Metamorphosis, Part 1

The New Promise

caterpillar

I generally read a couple of devotionals each morning, and turn to my Bible – the Living Word – to study quoted verses in context. I was captivated after reading Chapter Three in the Second Letter to the Corinthians because I’ve read this letter many times; yet upon this reading this particular chapter came alive to me.

So many new thoughts entered my heart as the words jumped out from the page that it’s going to take two posts to share them with you. I hope you’ll indulge me, because there are some amazing ideas awaiting you tomorrow!

“The ministry that brought death was inscribed on stone. Yet, it came with such glory that the people of Israel couldn’t look at Moses’ face. His face was shining with glory, even though that glory was already fading. Won’t the ministry that brings the Spirit have even more glory?

“If the old ministry, which brings condemnation was glorious, how much more glorious is the ministry which makes us right with God? In fact, that first glory was not glorious at all compared with the overwhelming glory of the new way. If that former ministry faded away despite its glory, how much more does the new ministry which remains forever?

“Since we have confidence in the new promise, we speak very boldly. We are not like Moses. He kept covering his face with a veil so the people of Israel, who were fearful of it, did not see the glory, even though it was destined to fade away.” (2 Corinthians 3:7-13, emphasis mine)

©butterflysite.com
©butterflysite.com

We are born in God’s image: loving, trusting, showing His light. As we grow and are exposed to circumstances, this light dims and, in some cases, is shut down altogether. We live our lives without fully realizing the gift we have in Christ. We live by fear and the Old Law, not yet allowing the fullness of the Spirit to work in us. We have not “made straight the way of the Lord.” God’s light is shining on us, but not in us.

 

John the Baptist was the last Old Covenant prophet who transitioned us from the Old to the New Covenant. We have not glided with the transition fully into the New Covenant.

During Old Covenant times, when the only people who had the Spirit were the prophets, God gave Laws for people to follow so they were aware of sin, they knew the boundaries, they learned not to harm each other and they understood how to take care of each other so no one was ever in need.
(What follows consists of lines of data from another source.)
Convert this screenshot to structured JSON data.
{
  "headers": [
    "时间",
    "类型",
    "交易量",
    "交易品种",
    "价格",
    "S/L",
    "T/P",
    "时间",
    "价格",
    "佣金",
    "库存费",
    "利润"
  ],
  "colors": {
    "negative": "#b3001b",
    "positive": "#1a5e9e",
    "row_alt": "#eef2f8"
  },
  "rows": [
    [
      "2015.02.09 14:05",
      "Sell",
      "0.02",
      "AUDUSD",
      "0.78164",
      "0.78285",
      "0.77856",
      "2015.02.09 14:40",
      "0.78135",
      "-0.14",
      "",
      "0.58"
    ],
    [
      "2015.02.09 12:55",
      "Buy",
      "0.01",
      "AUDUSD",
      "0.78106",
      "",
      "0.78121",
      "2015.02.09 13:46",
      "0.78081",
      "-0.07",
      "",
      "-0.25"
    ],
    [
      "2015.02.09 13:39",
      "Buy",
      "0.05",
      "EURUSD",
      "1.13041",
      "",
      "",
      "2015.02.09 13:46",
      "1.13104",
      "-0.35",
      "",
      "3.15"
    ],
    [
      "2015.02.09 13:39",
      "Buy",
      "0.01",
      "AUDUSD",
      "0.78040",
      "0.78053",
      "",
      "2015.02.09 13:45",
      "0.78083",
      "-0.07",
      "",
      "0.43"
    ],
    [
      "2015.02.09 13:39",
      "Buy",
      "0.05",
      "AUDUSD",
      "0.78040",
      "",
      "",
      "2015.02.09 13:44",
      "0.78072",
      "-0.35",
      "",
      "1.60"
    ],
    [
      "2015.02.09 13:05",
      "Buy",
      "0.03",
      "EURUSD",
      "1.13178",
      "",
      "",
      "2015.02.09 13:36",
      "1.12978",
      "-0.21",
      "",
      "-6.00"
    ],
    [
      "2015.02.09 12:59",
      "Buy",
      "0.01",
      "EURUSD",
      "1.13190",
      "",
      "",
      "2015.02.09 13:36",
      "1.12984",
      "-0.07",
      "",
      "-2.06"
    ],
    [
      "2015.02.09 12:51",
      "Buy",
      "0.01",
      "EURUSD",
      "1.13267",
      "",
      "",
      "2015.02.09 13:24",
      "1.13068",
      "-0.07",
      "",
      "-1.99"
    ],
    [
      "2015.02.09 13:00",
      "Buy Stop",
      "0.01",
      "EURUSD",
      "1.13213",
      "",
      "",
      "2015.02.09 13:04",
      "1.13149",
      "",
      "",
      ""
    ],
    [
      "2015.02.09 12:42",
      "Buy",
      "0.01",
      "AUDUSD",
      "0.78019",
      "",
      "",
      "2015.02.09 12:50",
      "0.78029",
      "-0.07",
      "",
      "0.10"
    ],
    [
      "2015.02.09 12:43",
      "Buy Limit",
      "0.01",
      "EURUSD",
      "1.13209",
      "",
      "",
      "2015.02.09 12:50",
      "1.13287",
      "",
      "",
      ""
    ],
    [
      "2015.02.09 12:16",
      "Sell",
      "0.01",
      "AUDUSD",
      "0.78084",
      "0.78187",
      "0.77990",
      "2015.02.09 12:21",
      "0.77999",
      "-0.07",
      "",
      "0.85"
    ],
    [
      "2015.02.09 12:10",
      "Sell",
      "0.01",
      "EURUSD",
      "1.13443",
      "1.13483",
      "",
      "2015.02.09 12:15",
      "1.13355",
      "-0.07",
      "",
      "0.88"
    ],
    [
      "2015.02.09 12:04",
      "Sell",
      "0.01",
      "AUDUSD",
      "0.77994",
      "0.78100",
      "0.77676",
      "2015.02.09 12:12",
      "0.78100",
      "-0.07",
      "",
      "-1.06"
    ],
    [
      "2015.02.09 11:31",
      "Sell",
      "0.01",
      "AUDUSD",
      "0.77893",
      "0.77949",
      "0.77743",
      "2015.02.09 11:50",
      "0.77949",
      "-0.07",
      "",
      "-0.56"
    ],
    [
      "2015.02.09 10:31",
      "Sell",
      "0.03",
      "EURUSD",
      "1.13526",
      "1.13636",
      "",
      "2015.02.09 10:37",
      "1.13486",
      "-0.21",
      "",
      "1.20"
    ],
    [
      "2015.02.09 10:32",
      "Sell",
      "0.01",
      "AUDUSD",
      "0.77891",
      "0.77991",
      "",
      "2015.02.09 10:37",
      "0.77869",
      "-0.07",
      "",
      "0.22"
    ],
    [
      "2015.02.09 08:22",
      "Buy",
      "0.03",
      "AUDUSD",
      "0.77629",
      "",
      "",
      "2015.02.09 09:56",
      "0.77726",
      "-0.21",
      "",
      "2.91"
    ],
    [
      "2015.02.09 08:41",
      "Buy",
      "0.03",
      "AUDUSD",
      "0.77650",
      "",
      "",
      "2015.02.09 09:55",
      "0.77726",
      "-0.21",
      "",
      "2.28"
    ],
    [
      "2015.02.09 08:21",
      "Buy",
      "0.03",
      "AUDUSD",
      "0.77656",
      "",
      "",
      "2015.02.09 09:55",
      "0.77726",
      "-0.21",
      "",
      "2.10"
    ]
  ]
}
But as a few became educated and studied the Law, they added to it and massaged it and twisted it here and there so eventually the application of the Law became abusive, and came to benefit the educated and wealthy.

When Jesus came, he addressed the abuses of the Old Law when he spoke to the leaders of religious law. He wanted them to get back to the original intent of the law, which was supposed to bring people together in community. Upon his arrival the Old Law was fulfilled; there was no more need for a law that punishes or condemns. Jesus came to take all our wrongdoing upon himself, destroy them for all time, and bring us back, through God’s love and grace, into a right relationship with our Father.

Tomorrow: Part 2 – Shedding the Old